Dipersia made the purchase and had the photo booth shipped to the Bryan Center, where, on a recent Friday, after an hour of tinkering around, he seemed to have fixed the problem. "I think we're back in business," he told Pike. "It's working." They began soliciting passersby. "You wanna free photo?" Dipersia hollered to a group of four women click-clacking their way to a rush meeting. "Um...suuuuure," they said.

"Can we all get in?" Dipersia nodded. They dropped their purses, lifted the curtain, and shuffled in, two in front, two in back.

"When is it going to go?!"

"I don't know!"

"Move your head in!"

"It's about to take it!"

"Oh my God!"
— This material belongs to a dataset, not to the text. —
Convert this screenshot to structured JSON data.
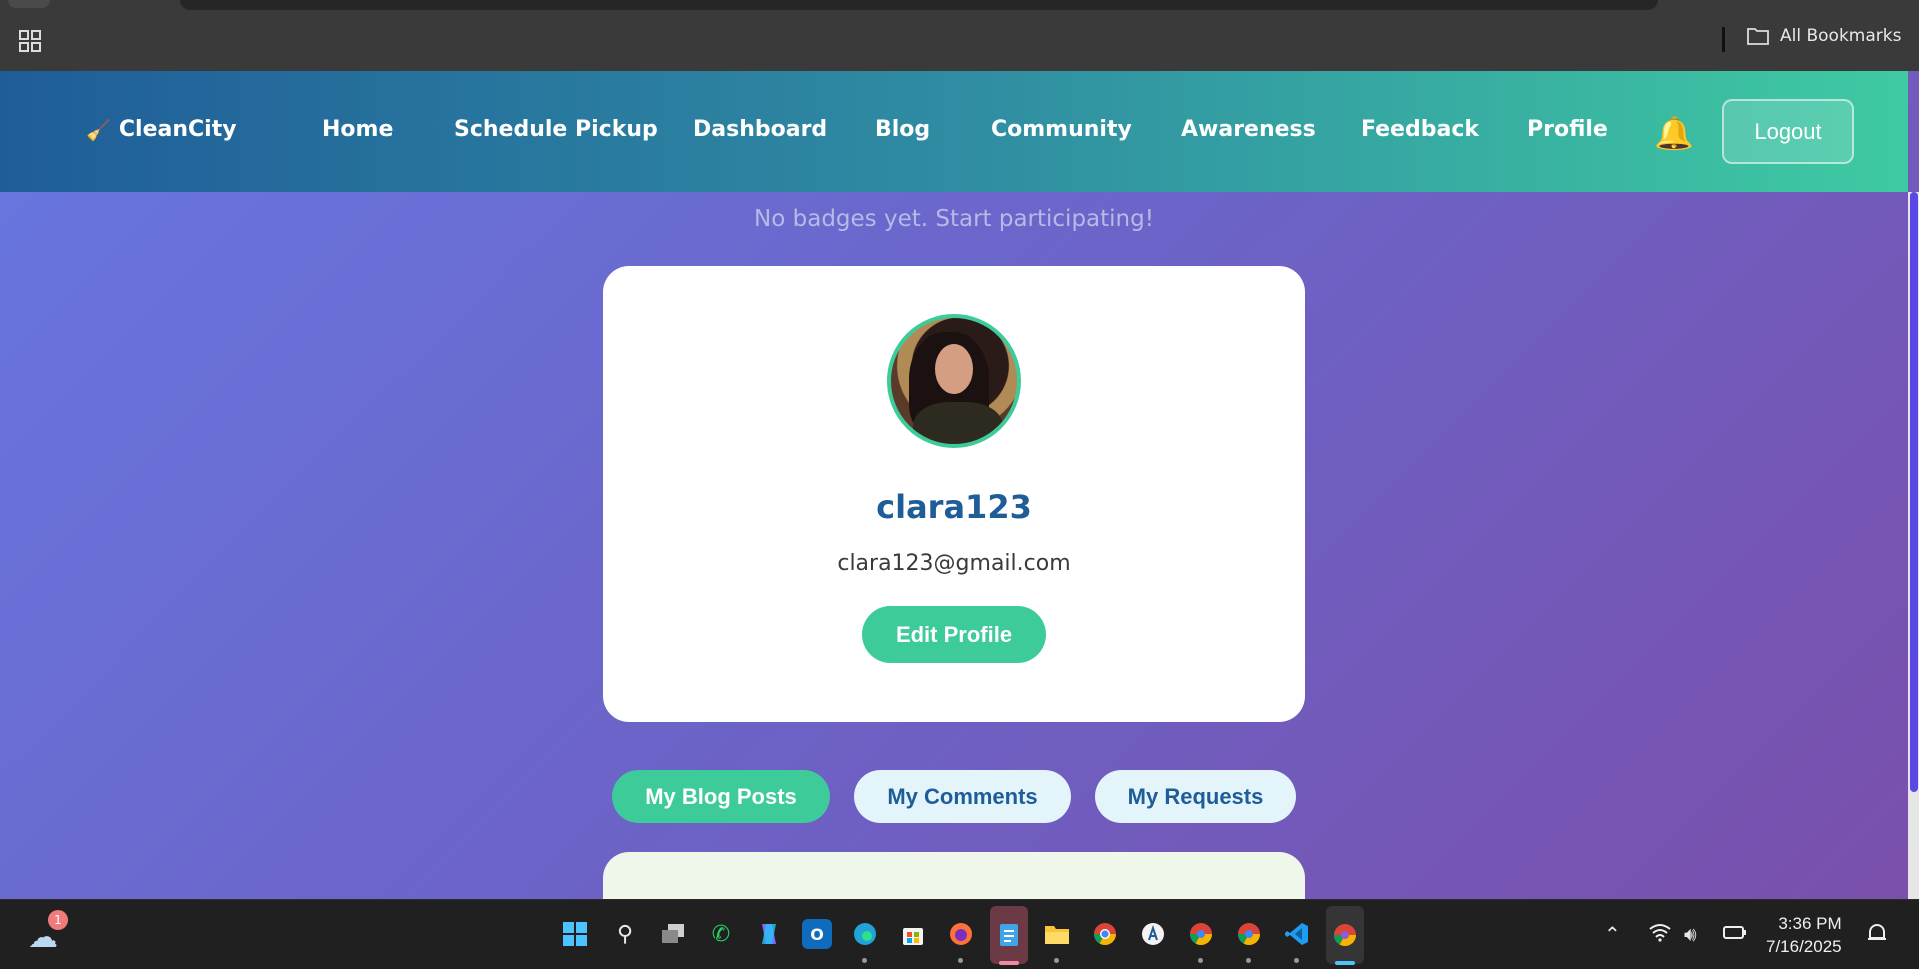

"Oh my God!"

"Oh my God, it just took it!"


Dipersia called out again. "Free photos!" Pike walked down the hall and invited employees from the McDonald's to come by. Soon a crowd had gathered, an assortment of strangers. Out of nowhere, it seemed, a sort of party had emerged. People milled about waiting for their turn in line or for their pictures to develop. Music played on a pair of speakers hooked up to an

iPod, and hors d'oeuvres, in the form of McDonald's chicken nuggets, made their way around the room. "Can I make a mean face?" asked Aaron Kirschenfeld, a senior. "You can make any kind of face you want," said Dipersia.

"This is a family tradition. I have a bunch of these of my kids and me on my file cabinet," said Mary Creason, a lecturer in physics. "Dang," she said, looking at the photos she'd just taken. "They gave me bunny ears."

Wil Weldon '96, an instructor in film and video, was on his way to a film-editing workshop in the basement of the Bryan Center. "I think I may have seen one other photo booth in the entire state," said the Thomasville, North Carolina, native. "It's art in progress. It's staged and it's contrived. But with four photographs, you capture something happening between the first and the last--something totally spontaneous."

Pike looked on with amusement. He seemed pleased. The booth was working, and not just in the mechanical sense. It was bringing a community together. There had been moments like this before, he said. Like the time seven Turkish students packed in all at once. "That's the record," he said. Or the time President Keohane dropped in for a visit. "We were like, 'You wanna get in?' And she got in!" Or the time Pike left the key in the booth and rushed back to get it at two a.m.

"I was getting ready for bed. And I remembered I left the key. And I was worried somebody might steal the money inside. So I threw on my clothes and drove to the Bryan Center. I run down the stairs, and, just as I get there, I see these two people getting out of the booth. It's a police officer and a security guard. I'm like, 'Is my key still in there?' They're kind of startled, and the policeman says, 'Uh. Yeah, yeah. We were--I just got a call that somebody left a, uh, a key. We were ... checking it out.' And as they're standing there explaining this, a strip falls out of the machine.

"In the first picture, they look pretty confused. But after the flash goes off, they realize what they've done. In the second one, they're looking at each other and sort of grinning. And by the fourth picture, they're laughing hysterically. They're both facing the camera--these two strangers--and they're smiling, with their arms over each other's shoulders, and I think they just figured, 'We're stuck in here. We're stuck in this moment.' And they embraced it."

© 2005 Duke University

Contributed by Brian